At the New York City AIDS Memorial

Your absence is a bisected city 
block where a hospital once stood.
The footprint of a yellow house on Providence’s east side
we once shared. Demolished. A white pickup you drove
decorated with black dice. The ground beneath it
crumbled—poof—then paved over, engraved like verses
into stone. When I was told what happened to you,
I sank to the wet floor of a bar’s bathroom, furious
that you left us to reassemble ourselves
from rubble. To build, between subway stops,
some saccharine monument
pigeons shit on, empty except for a circle of queens 
chattering, furnishing the air like ghosts. Your death
means I’m always equidistant from you, 
no matter where I travel, where I linger, 
misguided, hopeful. Last night, by candle light,
a woman unearthed me. 
Together, she and I grieved 
the impossibility of disappearing 
into one another. Poof. Since you died,
erasure obsesses me. Among the photos at the memorial,
one of a banner that reads WHERE IS YOUR RAGE? 
young men. Your face in each. Your beautiful face.

Copyright © 2022 by Stefania Gomez.

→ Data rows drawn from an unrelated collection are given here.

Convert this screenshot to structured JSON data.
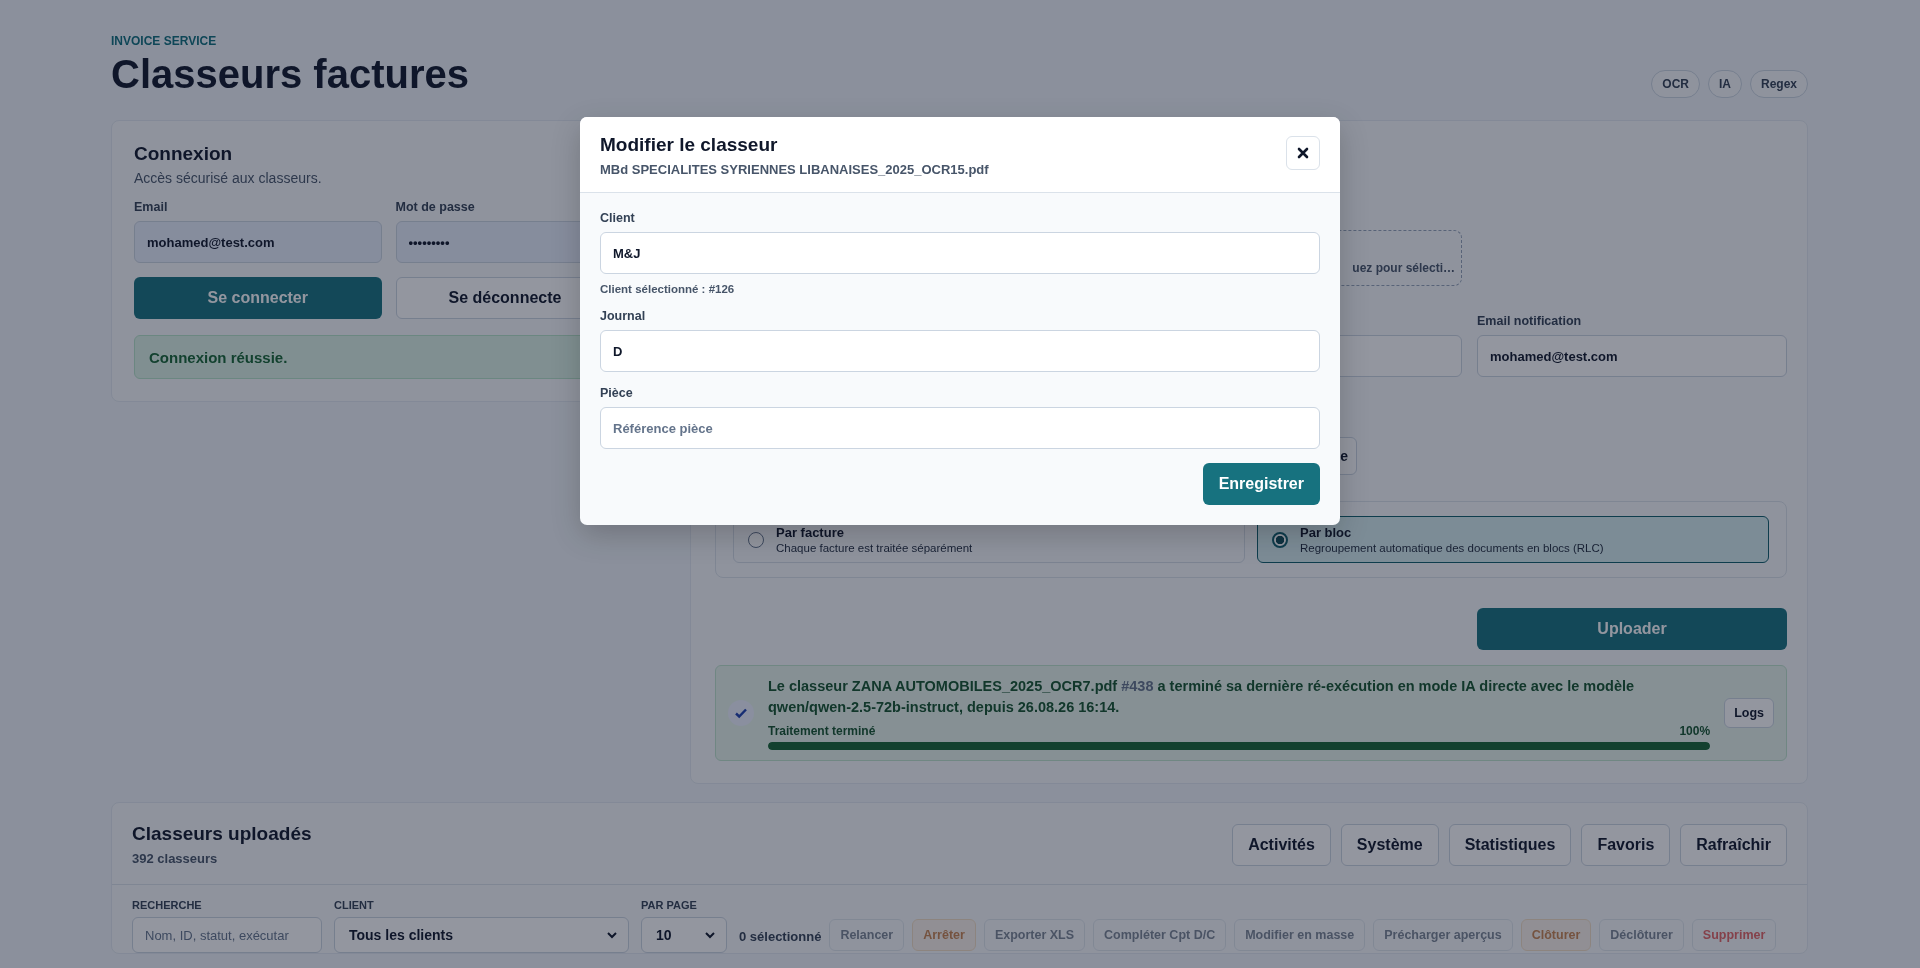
{
  "header": {
    "eyebrow": "INVOICE SERVICE",
    "title": "Classeurs factures",
    "badges": [
      "OCR",
      "IA",
      "Regex"
    ]
  },
  "login": {
    "title": "Connexion",
    "subtitle": "Accès sécurisé aux classeurs.",
    "fields": [
      {
        "label": "Email",
        "value": "mohamed@test.com"
      },
      {
        "label": "Mot de passe",
        "value": "•••••••••"
      }
    ],
    "buttons": [
      {
        "label": "Se connecter",
        "kind": "primary"
      },
      {
        "label": "Se déconnecte",
        "kind": "secondary"
      }
    ],
    "message": "Connexion réussie."
  },
  "upload": {
    "dropzone_text": "uez pour sélecti…",
    "notification": {
      "label": "Email notification",
      "value": "mohamed@test.com"
    },
    "partial_button": "e",
    "modes": [
      {
        "label": "Par facture",
        "description": "Chaque facture est traitée séparément",
        "selected": false
      },
      {
        "label": "Par bloc",
        "description": "Regroupement automatique des documents en blocs (RLC)",
        "selected": true
      }
    ],
    "upload_button": "Uploader",
    "status": {
      "message_before": "Le classeur ZANA AUTOMOBILES_2025_OCR7.pdf ",
      "message_id": "#438",
      "message_after": " a terminé sa dernière ré-exécution en mode IA directe avec le modèle qwen/qwen-2.5-72b-instruct, depuis 26.08.26 16:14.",
      "progress_label": "Traitement terminé",
      "progress_value": "100%",
      "level": 1,
      "logs_button": "Logs"
    }
  },
  "list": {
    "title": "Classeurs uploadés",
    "count": "392 classeurs",
    "buttons": [
      "Activités",
      "Système",
      "Statistiques",
      "Favoris",
      "Rafraîchir"
    ],
    "search": {
      "label": "RECHERCHE",
      "placeholder": "Nom, ID, statut, exécutar"
    },
    "client": {
      "label": "CLIENT",
      "value": "Tous les clients"
    },
    "per_page": {
      "label": "PAR PAGE",
      "value": "10"
    },
    "selected_count": "0 sélectionné",
    "actions": [
      {
        "label": "Relancer",
        "kind": "neutral",
        "disabled": true
      },
      {
        "label": "Arrêter",
        "kind": "warning",
        "disabled": true
      },
      {
        "label": "Exporter XLS",
        "kind": "neutral",
        "disabled": true
      },
      {
        "label": "Compléter Cpt D/C",
        "kind": "neutral",
        "disabled": true
      },
      {
        "label": "Modifier en masse",
        "kind": "neutral",
        "disabled": true
      },
      {
        "label": "Précharger aperçus",
        "kind": "neutral",
        "disabled": true
      },
      {
        "label": "Clôturer",
        "kind": "warning",
        "disabled": true
      },
      {
        "label": "Déclôturer",
        "kind": "neutral",
        "disabled": true
      },
      {
        "label": "Supprimer",
        "kind": "danger",
        "disabled": true
      }
    ]
  },
  "modal": {
    "title": "Modifier le classeur",
    "subtitle": "MBd SPECIALITES SYRIENNES LIBANAISES_2025_OCR15.pdf",
    "fields": [
      {
        "label": "Client",
        "value": "M&J",
        "hint": "Client sélectionné : #126"
      },
      {
        "label": "Journal",
        "value": "D"
      },
      {
        "label": "Pièce",
        "placeholder": "Référence pièce"
      }
    ],
    "save_button": "Enregistrer"
  }
}
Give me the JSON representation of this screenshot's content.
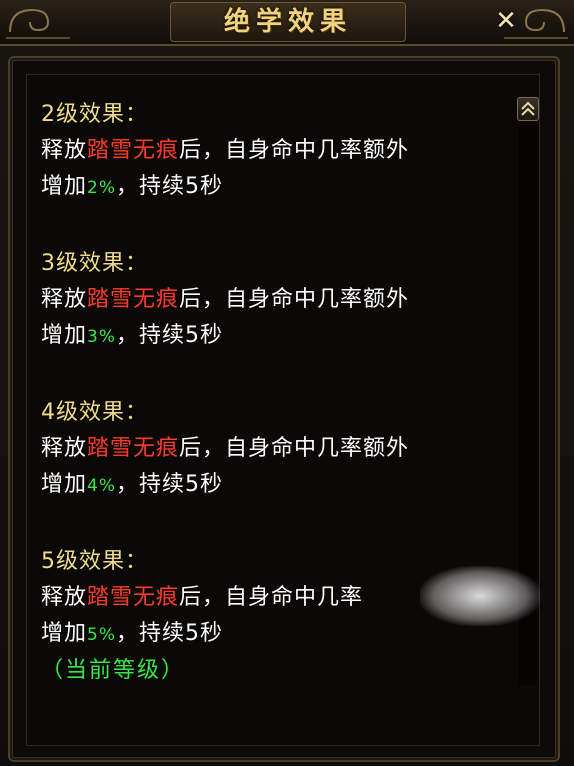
{
  "window": {
    "title": "绝学效果",
    "close_label": "✕"
  },
  "effects": [
    {
      "level_label": "2级效果：",
      "line1_prefix": "释放",
      "skill": "踏雪无痕",
      "line1_suffix": "后，自身命中几率额外",
      "line2_prefix": "增加",
      "percent": "2%",
      "line2_suffix": "，持续5秒"
    },
    {
      "level_label": "3级效果：",
      "line1_prefix": "释放",
      "skill": "踏雪无痕",
      "line1_suffix": "后，自身命中几率额外",
      "line2_prefix": "增加",
      "percent": "3%",
      "line2_suffix": "，持续5秒"
    },
    {
      "level_label": "4级效果：",
      "line1_prefix": "释放",
      "skill": "踏雪无痕",
      "line1_suffix": "后，自身命中几率额外",
      "line2_prefix": "增加",
      "percent": "4%",
      "line2_suffix": "，持续5秒"
    },
    {
      "level_label": "5级效果：",
      "line1_prefix": "释放",
      "skill": "踏雪无痕",
      "line1_suffix": "后，自身命中几率",
      "line2_prefix": "增加",
      "percent": "5%",
      "line2_suffix": "，持续5秒"
    }
  ],
  "current_level_label": "（当前等级）",
  "icons": {
    "close": "close-icon",
    "scroll_up": "double-chevron-up-icon"
  },
  "colors": {
    "title": "#f2d27a",
    "level_heading": "#f0dc88",
    "skill_name": "#ff3a2a",
    "percent": "#35e845",
    "body_text": "#ffffff"
  }
}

Originally published in Poem-a-Day on March 10, 2022, by the Academy of American Poets.